**Your goal:**
Write each line below back out exactly, omitting its pictures.

**Record extracts:**
===============

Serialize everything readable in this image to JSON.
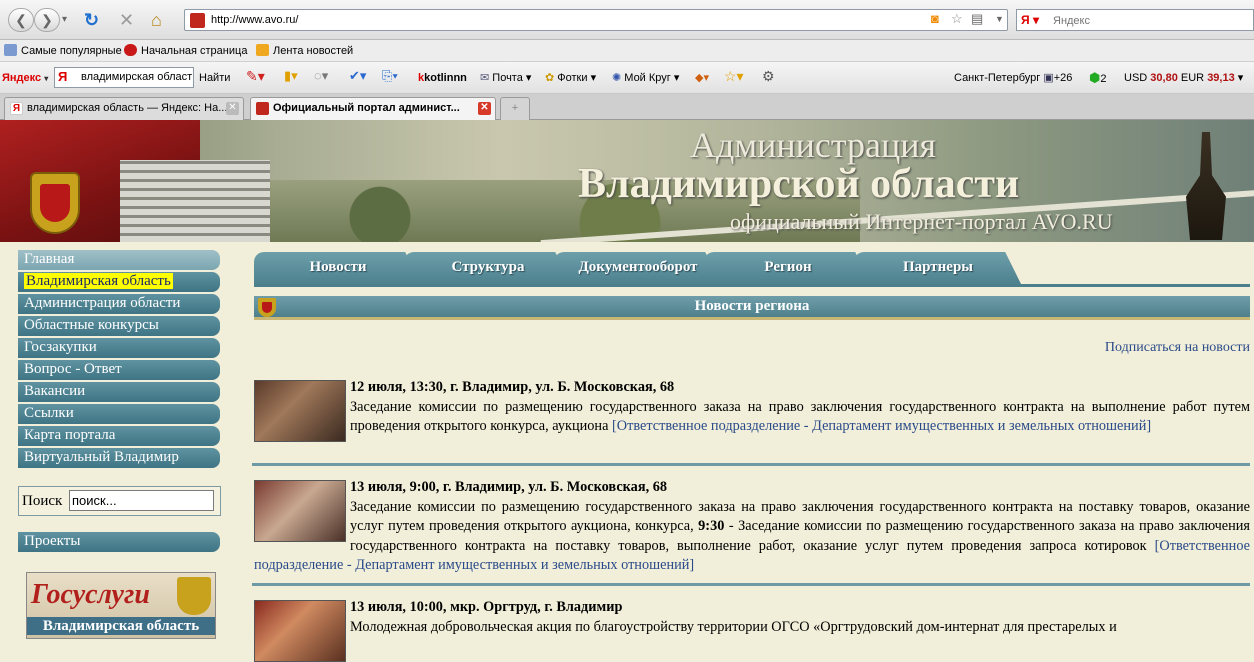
{
  "browser": {
    "url": "http://www.avo.ru/",
    "search_placeholder": "Яндекс",
    "bookmarks": [
      "Самые популярные",
      "Начальная страница",
      "Лента новостей"
    ],
    "yandex_bar": {
      "logo": "Яндекс",
      "query": "владимирская област",
      "find": "Найти",
      "kotlinnn": "kotlinnn",
      "mail": "Почта",
      "photos": "Фотки",
      "mykrug": "Мой Круг",
      "city": "Санкт-Петербург",
      "temp": "+26",
      "traffic": "2",
      "usd_label": "USD",
      "usd": "30,80",
      "eur_label": "EUR",
      "eur": "39,13"
    },
    "tabs": [
      {
        "label": "владимирская область — Яндекс: На..."
      },
      {
        "label": "Официальный портал админист..."
      }
    ]
  },
  "banner": {
    "line1": "Администрация",
    "line2": "Владимирской области",
    "line3": "официальный Интернет-портал AVO.RU"
  },
  "leftnav": {
    "items": [
      "Главная",
      "Владимирская область",
      "Администрация области",
      "Областные конкурсы",
      "Госзакупки",
      "Вопрос - Ответ",
      "Вакансии",
      "Ссылки",
      "Карта портала",
      "Виртуальный Владимир"
    ],
    "search_label": "Поиск",
    "search_value": "поиск...",
    "projects": "Проекты",
    "gosuslugi_title": "Госуслуги",
    "gosuslugi_sub": "Владимирская область"
  },
  "topmenu": [
    "Новости",
    "Структура",
    "Документооборот",
    "Регион",
    "Партнеры"
  ],
  "section_title": "Новости региона",
  "subscribe": "Подписаться на новости",
  "news": [
    {
      "head": "12 июля, 13:30, г. Владимир, ул. Б. Московская, 68",
      "text": "Заседание комиссии по размещению государственного заказа на право заключения государственного контракта на выполнение работ путем проведения открытого конкурса, аукциона",
      "dept": "[Ответственное подразделение -  Департамент имущественных и земельных отношений]"
    },
    {
      "head": "13 июля, 9:00, г. Владимир, ул. Б. Московская, 68",
      "text": "Заседание комиссии по размещению государственного заказа на право заключения государственного контракта на поставку товаров, оказание услуг путем проведения открытого аукциона, конкурса,",
      "time2": "9:30",
      "text2": "- Заседание комиссии по размещению государственного заказа на право заключения государственного контракта на поставку товаров, выполнение работ, оказание услуг путем проведения запроса котировок",
      "dept": "[Ответственное подразделение -  Департамент имущественных и земельных отношений]"
    },
    {
      "head": "13 июля, 10:00, мкр. Оргтруд, г. Владимир",
      "text": "Молодежная добровольческая акция по благоустройству территории ОГСО «Оргтрудовский дом-интернат для престарелых и"
    }
  ]
}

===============

**Answer area:**
Serialize everything readable in this image to JSON.
{
  "browser": {
    "url": "http://www.avo.ru/",
    "search_placeholder": "Яндекс",
    "bookmarks": [
      "Самые популярные",
      "Начальная страница",
      "Лента новостей"
    ],
    "yandex_bar": {
      "logo": "Яндекс",
      "query": "владимирская област",
      "find": "Найти",
      "kotlinnn": "kotlinnn",
      "mail": "Почта",
      "photos": "Фотки",
      "mykrug": "Мой Круг",
      "city": "Санкт-Петербург",
      "temp": "+26",
      "traffic": "2",
      "usd_label": "USD",
      "usd": "30,80",
      "eur_label": "EUR",
      "eur": "39,13"
    },
    "tabs": [
      {
        "label": "владимирская область — Яндекс: На..."
      },
      {
        "label": "Официальный портал админист..."
      }
    ]
  },
  "banner": {
    "line1": "Администрация",
    "line2": "Владимирской области",
    "line3": "официальный Интернет-портал AVO.RU"
  },
  "leftnav": {
    "items": [
      "Главная",
      "Владимирская область",
      "Администрация области",
      "Областные конкурсы",
      "Госзакупки",
      "Вопрос - Ответ",
      "Вакансии",
      "Ссылки",
      "Карта портала",
      "Виртуальный Владимир"
    ],
    "search_label": "Поиск",
    "search_value": "поиск...",
    "projects": "Проекты",
    "gosuslugi_title": "Госуслуги",
    "gosuslugi_sub": "Владимирская область"
  },
  "topmenu": [
    "Новости",
    "Структура",
    "Документооборот",
    "Регион",
    "Партнеры"
  ],
  "section_title": "Новости региона",
  "subscribe": "Подписаться на новости",
  "news": [
    {
      "head": "12 июля, 13:30, г. Владимир, ул. Б. Московская, 68",
      "text": "Заседание комиссии по размещению государственного заказа на право заключения государственного контракта на выполнение работ путем проведения открытого конкурса, аукциона",
      "dept": "[Ответственное подразделение -  Департамент имущественных и земельных отношений]"
    },
    {
      "head": "13 июля, 9:00, г. Владимир, ул. Б. Московская, 68",
      "text": "Заседание комиссии по размещению государственного заказа на право заключения государственного контракта на поставку товаров, оказание услуг путем проведения открытого аукциона, конкурса,",
      "time2": "9:30",
      "text2": "- Заседание комиссии по размещению государственного заказа на право заключения государственного контракта на поставку товаров, выполнение работ, оказание услуг путем проведения запроса котировок",
      "dept": "[Ответственное подразделение -  Департамент имущественных и земельных отношений]"
    },
    {
      "head": "13 июля, 10:00, мкр. Оргтруд, г. Владимир",
      "text": "Молодежная добровольческая акция по благоустройству территории ОГСО «Оргтрудовский дом-интернат для престарелых и"
    }
  ]
}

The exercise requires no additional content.